Longshore Currents – These are currents that run parallel to the shore. They can cause surfers and swimmers to drift down shore into hazards. Be vary of longshore currents when drifting toward rocks or inaccessible coastline due to cliffs other hazards. Ensure you maintain visibility on where you entered and want to exit the water.

Rip Currents – Rip currents are very important to understand. They occur due to the large volumes of water being pushed up onto the shore. The water moves aside and the pushes back out to sea in a funnel or almost like a river flowing. Often longshore close to the shore currents lead into rip currents. Rip currents are identifiable as it will cut through the surf and the waves moving toward the shore. If you watch where the white water is breaking along the wave and suddenly there is a gap and then the white break continues there is likely a rip current in this place.

*It is important to know how to escape from a rip current. If you try to swim against a rip tide you will eventually tire and still be carried away from the shore. As the rip currents move in a funnel shape, you should swim parallel to the shore to exit the side of the rip current. *

Waves types

Ok so that the word for snow to the Eskimos is like asking a surfer to name a wave (Eskimo being one of them). For this reason, as a beginner, we will only go as far as warn you what waves you should watch out for and what you should not surf.

 

Beginner waves – These are mushy, slow rolling waves caused due to the gradual contour of the land, usually formed by sand banks or the waves from a point on a mild day.

 

 

 

Advanced Waves – When the contour of the land drops off steeply the wave created when the swell moves from deeper waters the shallow coastlines can cause quick forming wave. These can be dangerous due to their sheer speed and usually not for beginners.

Tides and Flags, Instruction and Safety

Ensure you know you understand and know when the tides are coming in and out. A google search nowadays will give you up to date information. Consideration must also be given to the flags on the beach. It is vital that you understand these so if you are unsure then ask a lifeguard, if there is one present.

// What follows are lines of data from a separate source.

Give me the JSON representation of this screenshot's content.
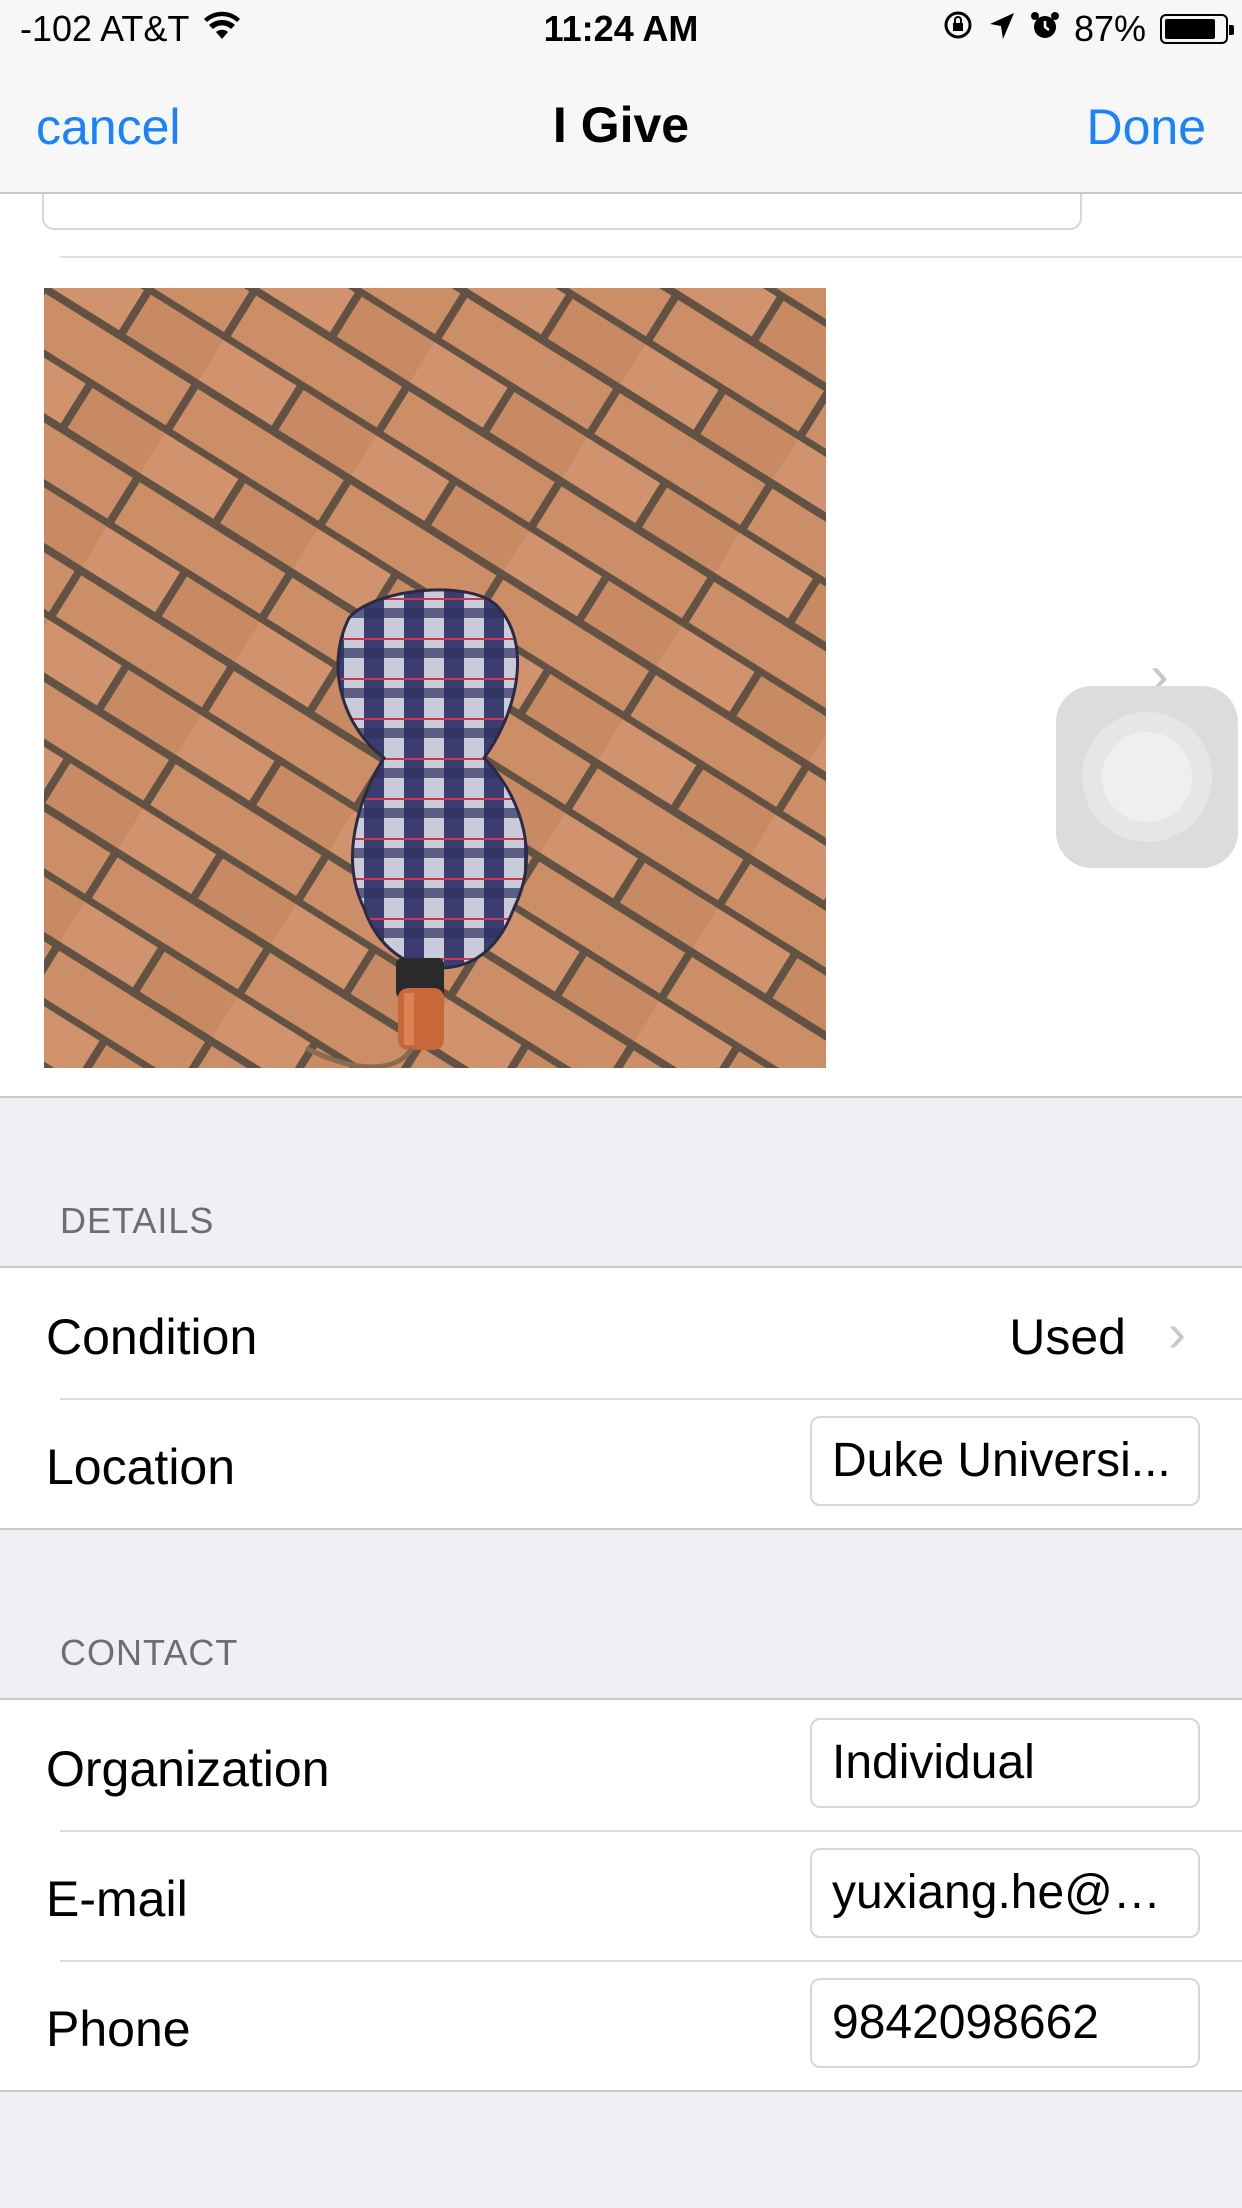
{
  "status_bar": {
    "carrier": "-102 AT&T",
    "time": "11:24 AM",
    "battery_percent": "87%",
    "battery_level": 0.87,
    "icons": [
      "wifi-icon",
      "orientation-lock-icon",
      "location-arrow-icon",
      "alarm-icon",
      "battery-icon"
    ]
  },
  "nav": {
    "cancel_label": "cancel",
    "title": "I Give",
    "done_label": "Done"
  },
  "photo": {
    "description_icon": "chevron-right-icon"
  },
  "details": {
    "header": "DETAILS",
    "condition_label": "Condition",
    "condition_value": "Used",
    "location_label": "Location",
    "location_value": "Duke Universi..."
  },
  "contact": {
    "header": "CONTACT",
    "organization_label": "Organization",
    "organization_value": "Individual",
    "email_label": "E-mail",
    "email_value": "yuxiang.he@d...",
    "phone_label": "Phone",
    "phone_value": "9842098662"
  },
  "colors": {
    "accent": "#1a82fb",
    "background": "#efeff4",
    "separator": "#c8c7cc",
    "section_header": "#6d6d72"
  }
}
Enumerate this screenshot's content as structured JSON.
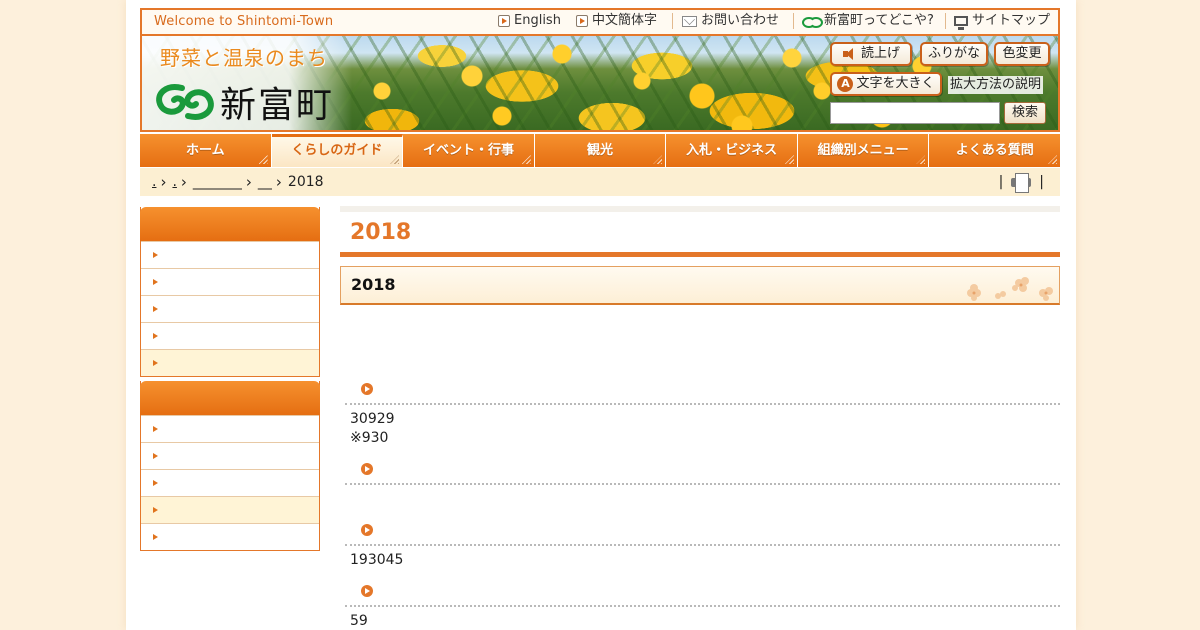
{
  "topbar": {
    "welcome": "Welcome to Shintomi-Town",
    "links": [
      {
        "label": "English",
        "icon": "play-icon"
      },
      {
        "label": "中文簡体字",
        "icon": "play-icon"
      },
      {
        "label": "お問い合わせ",
        "icon": "mail-icon"
      },
      {
        "label": "新富町ってどこや?",
        "icon": "town-logo-icon"
      },
      {
        "label": "サイトマップ",
        "icon": "monitor-icon"
      }
    ]
  },
  "header": {
    "tagline": "野菜と温泉のまち",
    "town_name": "新富町",
    "tools": {
      "read_aloud": "読上げ",
      "furigana": "ふりがな",
      "color_change": "色変更",
      "enlarge_text": "文字を大きく",
      "enlarge_help": "拡大方法の説明"
    },
    "search": {
      "placeholder": "",
      "button": "検索"
    },
    "colors": {
      "accent": "#e4772a",
      "logo_green": "#1a9a3c"
    }
  },
  "nav": {
    "items": [
      {
        "label": "ホーム"
      },
      {
        "label": "くらしのガイド"
      },
      {
        "label": "イベント・行事"
      },
      {
        "label": "観光"
      },
      {
        "label": "入札・ビジネス"
      },
      {
        "label": "組織別メニュー"
      },
      {
        "label": "よくある質問"
      }
    ],
    "active_index": 1
  },
  "breadcrumb": {
    "items": [
      ".",
      ".",
      "_______",
      "__"
    ],
    "current": "2018",
    "separator": "|"
  },
  "main": {
    "title": "2018",
    "subtitle": "2018",
    "entries": [
      {
        "text": ""
      },
      {
        "text": "30929\n※930"
      },
      {
        "text": ""
      },
      {
        "text": "193045"
      },
      {
        "text": "59"
      }
    ]
  }
}
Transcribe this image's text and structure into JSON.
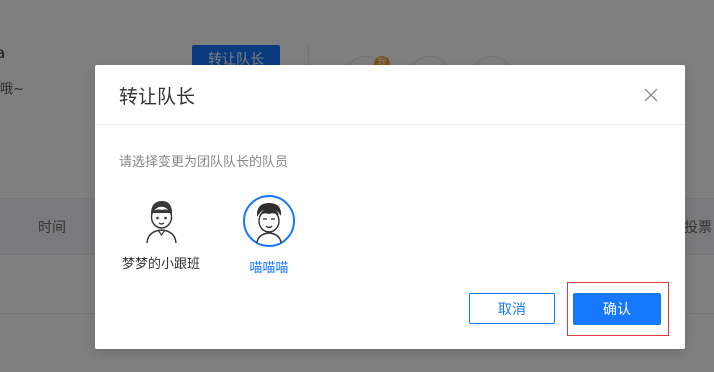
{
  "background": {
    "title_fragment": "a",
    "subtitle_fragment": "哦~",
    "transfer_button_label": "转让队长",
    "avatar_badge": "我",
    "table_header": {
      "time": "时间",
      "vote": "投票"
    }
  },
  "dialog": {
    "title": "转让队长",
    "instruction": "请选择变更为团队队长的队员",
    "members": [
      {
        "name": "梦梦的小跟班",
        "selected": false
      },
      {
        "name": "喵喵喵",
        "selected": true
      }
    ],
    "cancel_label": "取消",
    "confirm_label": "确认"
  },
  "colors": {
    "primary": "#1677ff",
    "highlight_border": "#e03a3a",
    "overlay": "rgba(0,0,0,0.5)"
  }
}
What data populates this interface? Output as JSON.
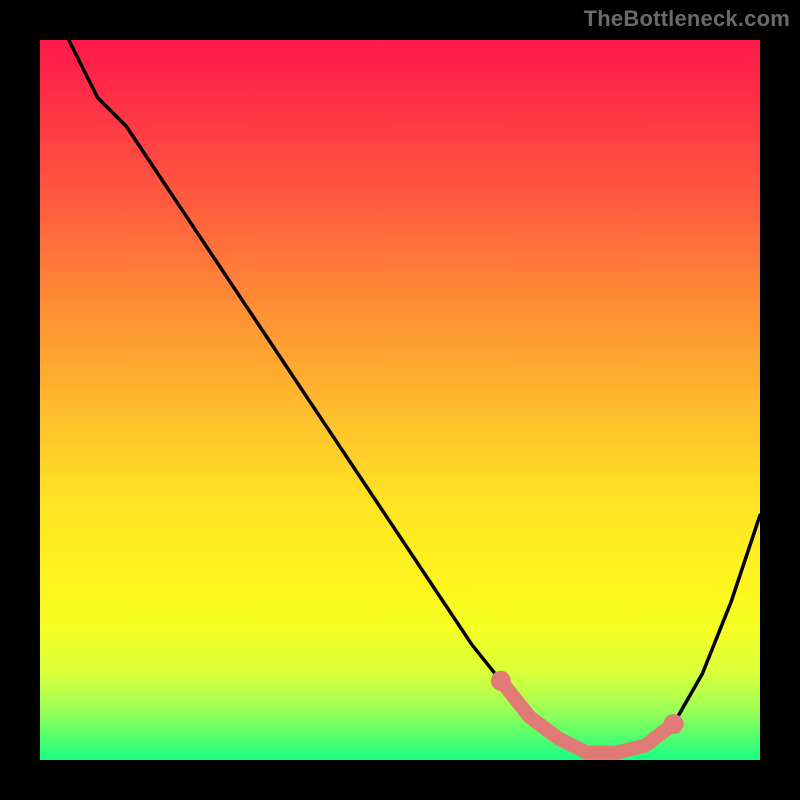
{
  "watermark": "TheBottleneck.com",
  "chart_data": {
    "type": "line",
    "title": "",
    "xlabel": "",
    "ylabel": "",
    "xlim": [
      0,
      100
    ],
    "ylim": [
      0,
      100
    ],
    "grid": false,
    "series": [
      {
        "name": "bottleneck-curve",
        "x": [
          4,
          8,
          12,
          16,
          20,
          24,
          28,
          32,
          36,
          40,
          44,
          48,
          52,
          56,
          60,
          64,
          68,
          72,
          76,
          80,
          84,
          88,
          92,
          96,
          100
        ],
        "values": [
          100,
          92,
          88,
          82,
          76,
          70,
          64,
          58,
          52,
          46,
          40,
          34,
          28,
          22,
          16,
          11,
          6,
          3,
          1,
          1,
          2,
          5,
          12,
          22,
          34
        ]
      }
    ],
    "highlight_zone": {
      "name": "optimal-range",
      "x": [
        64,
        68,
        72,
        76,
        80,
        84,
        88
      ],
      "values": [
        11,
        6,
        3,
        1,
        1,
        2,
        5
      ]
    },
    "colors": {
      "curve": "#000000",
      "highlight": "#e07a74",
      "top_gradient": "#ff1a4a",
      "bottom_gradient": "#18ff84"
    }
  }
}
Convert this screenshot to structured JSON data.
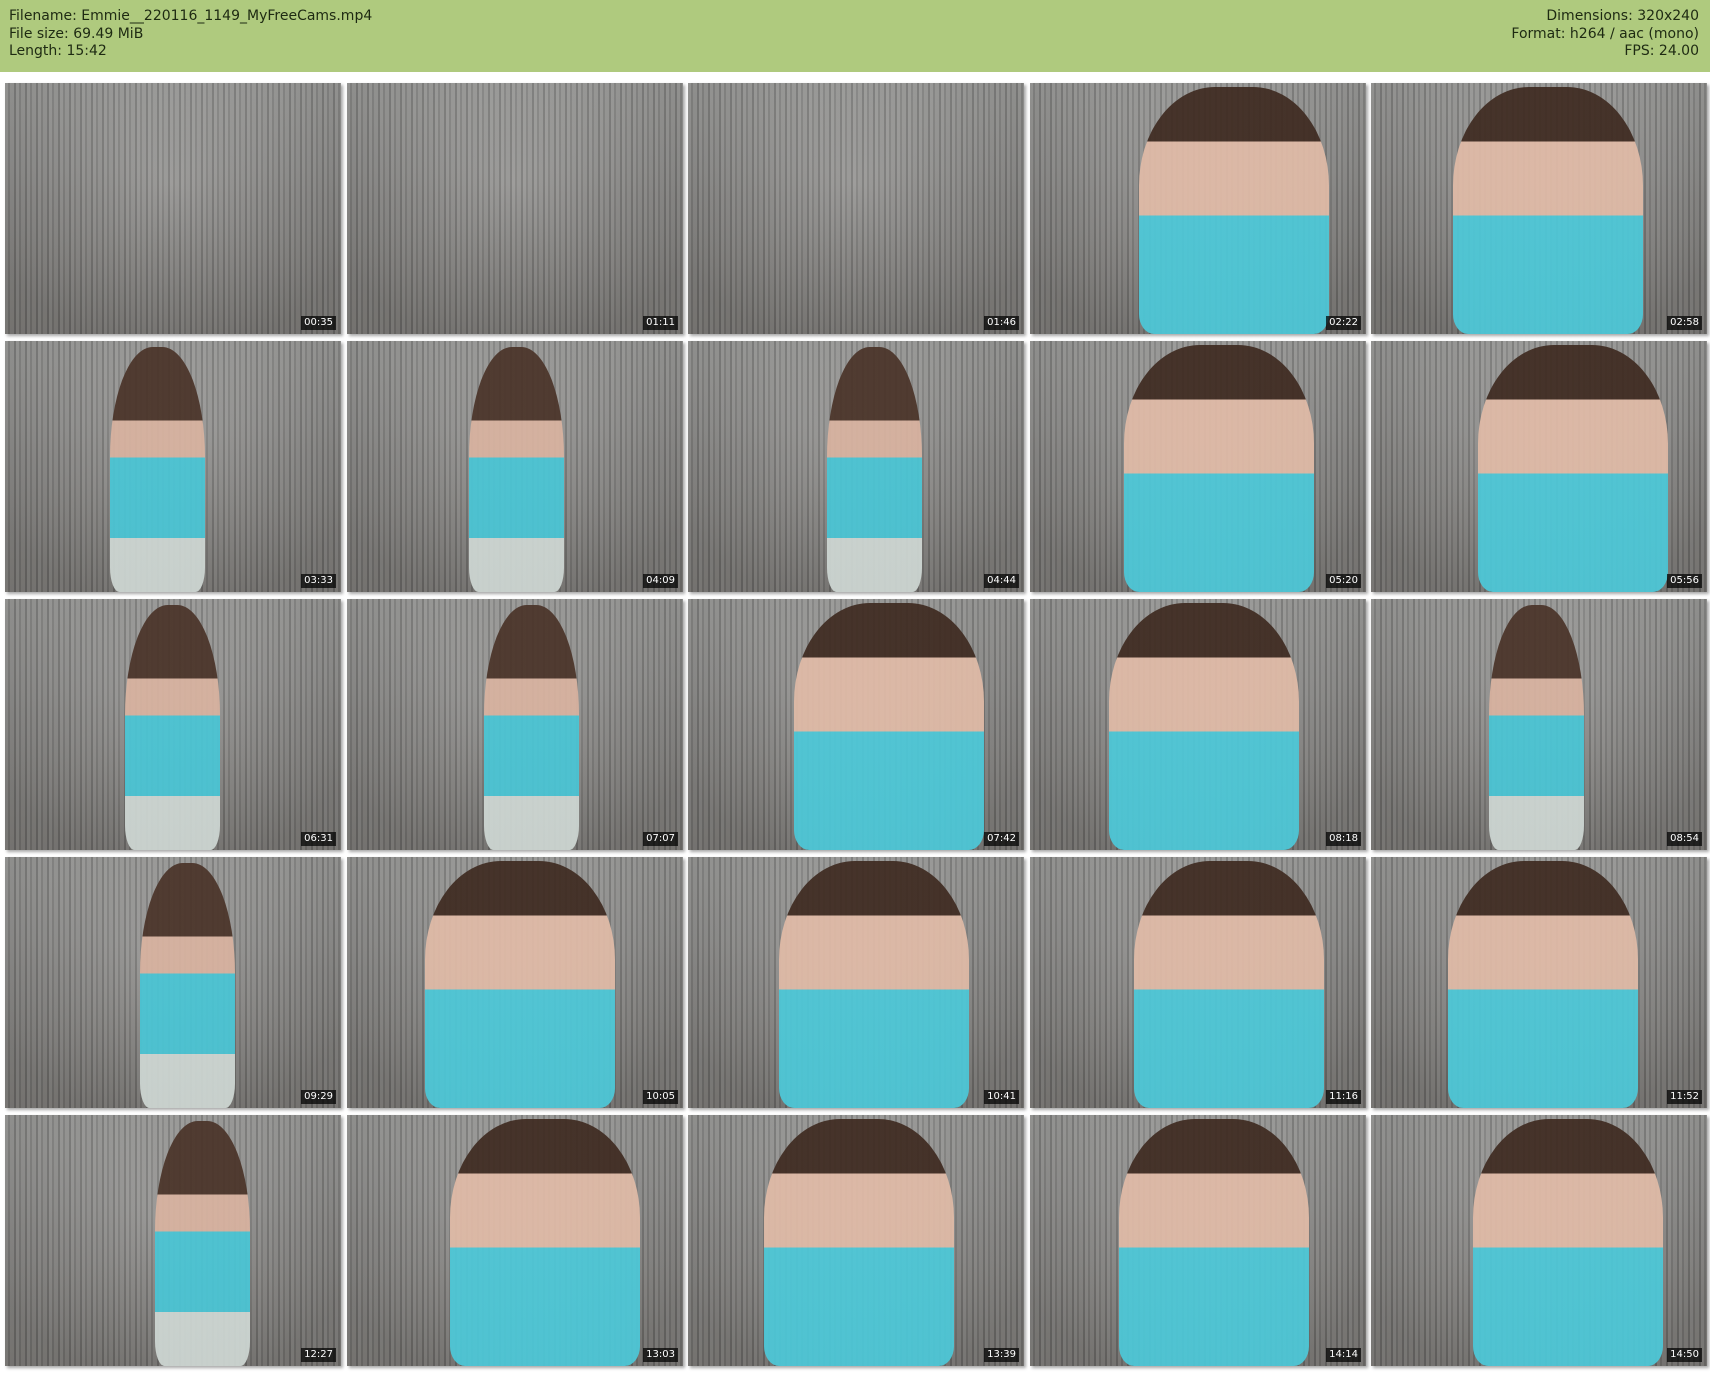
{
  "header": {
    "filename": "Filename: Emmie__220116_1149_MyFreeCams.mp4",
    "filesize": "File size: 69.49 MiB",
    "length": "Length: 15:42",
    "dimensions": "Dimensions: 320x240",
    "format": "Format: h264 / aac (mono)",
    "fps": "FPS: 24.00"
  },
  "thumbnails": [
    {
      "time": "00:35",
      "scene": "empty"
    },
    {
      "time": "01:11",
      "scene": "empty"
    },
    {
      "time": "01:46",
      "scene": "empty"
    },
    {
      "time": "02:22",
      "scene": "close"
    },
    {
      "time": "02:58",
      "scene": "close"
    },
    {
      "time": "03:33",
      "scene": "standing"
    },
    {
      "time": "04:09",
      "scene": "standing"
    },
    {
      "time": "04:44",
      "scene": "standing"
    },
    {
      "time": "05:20",
      "scene": "close"
    },
    {
      "time": "05:56",
      "scene": "close"
    },
    {
      "time": "06:31",
      "scene": "standing"
    },
    {
      "time": "07:07",
      "scene": "standing"
    },
    {
      "time": "07:42",
      "scene": "close"
    },
    {
      "time": "08:18",
      "scene": "close"
    },
    {
      "time": "08:54",
      "scene": "standing"
    },
    {
      "time": "09:29",
      "scene": "standing"
    },
    {
      "time": "10:05",
      "scene": "close"
    },
    {
      "time": "10:41",
      "scene": "close"
    },
    {
      "time": "11:16",
      "scene": "close"
    },
    {
      "time": "11:52",
      "scene": "close"
    },
    {
      "time": "12:27",
      "scene": "standing"
    },
    {
      "time": "13:03",
      "scene": "close"
    },
    {
      "time": "13:39",
      "scene": "close"
    },
    {
      "time": "14:14",
      "scene": "close"
    },
    {
      "time": "14:50",
      "scene": "close"
    }
  ]
}
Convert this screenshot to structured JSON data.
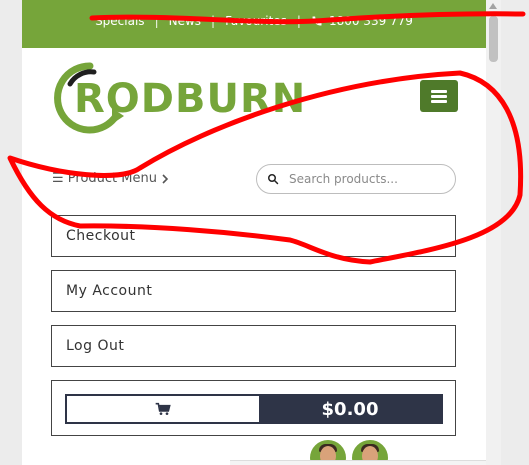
{
  "topbar": {
    "links": [
      "Specials",
      "News",
      "Favourites"
    ],
    "separator": "|",
    "phone": "1800 339 779",
    "color": "#76a53a"
  },
  "logo": {
    "text": "RODBURN"
  },
  "nav": {
    "product_menu_label": "☰ Product Menu",
    "menu_icon": "hamburger-icon"
  },
  "search": {
    "placeholder": "Search products..."
  },
  "account_links": [
    {
      "label": "Checkout"
    },
    {
      "label": "My Account"
    },
    {
      "label": "Log Out"
    }
  ],
  "cart": {
    "total": "$0.00",
    "icon": "cart-icon",
    "color": "#2e3447"
  }
}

As stated above it is really important to understand that surfing is a really dangerous sport and proper instruction should be sought in order to learn the basics under controlled and safe conditions. The sea is an ever changing environment and huge respect for its power is a must.

Knowing basic safety and CPR would also be a great skill to have as a surfer. If ever anything goes wrong, you will be well equipped to handle it.

Always wear your leash when on the board. Although it is not a life raft, becoming separated from your board is not nice. It will happen at some point so being a strong swimmer is important. Most are quick release nowadays which is also recommended.

Equipment

If you have got the bug and are now watching surfing videos none stop on Youtube you might be tempted to go out and buy a little pointed short board but the reality is that you will not be able to surf it. Hopefully your instructor will guide you as to the right type of board you should buy. Perhaps as a beginner you can just rent a board until you are more serious and want to go off and surf in other places. If the water is cold like it is in the UK a wetsuit is a must.

Finally, the end. We hope that you enjoyed BigAdventureMap’s ‘Introduction to Surfing – Part One.’ That was a lot of information to take in and we haven’t even hit the water yet. We hope that you learn something from this and it keeps you safe when hitting the waves this summer.

Find you local surf school

Our Big Adventure Map family is growing and more and more surf schools are added all the time. check out Surfing.

We have a number of Surf Camps to check out too.

Check out my Instagram for more paragliding adventures… @TheParaglider 

Feedback is always welcome so feel free to reach out (Contact) or comment below!

Related Posts

Leave a Reply

Your email address will not be published. Required fields are marked *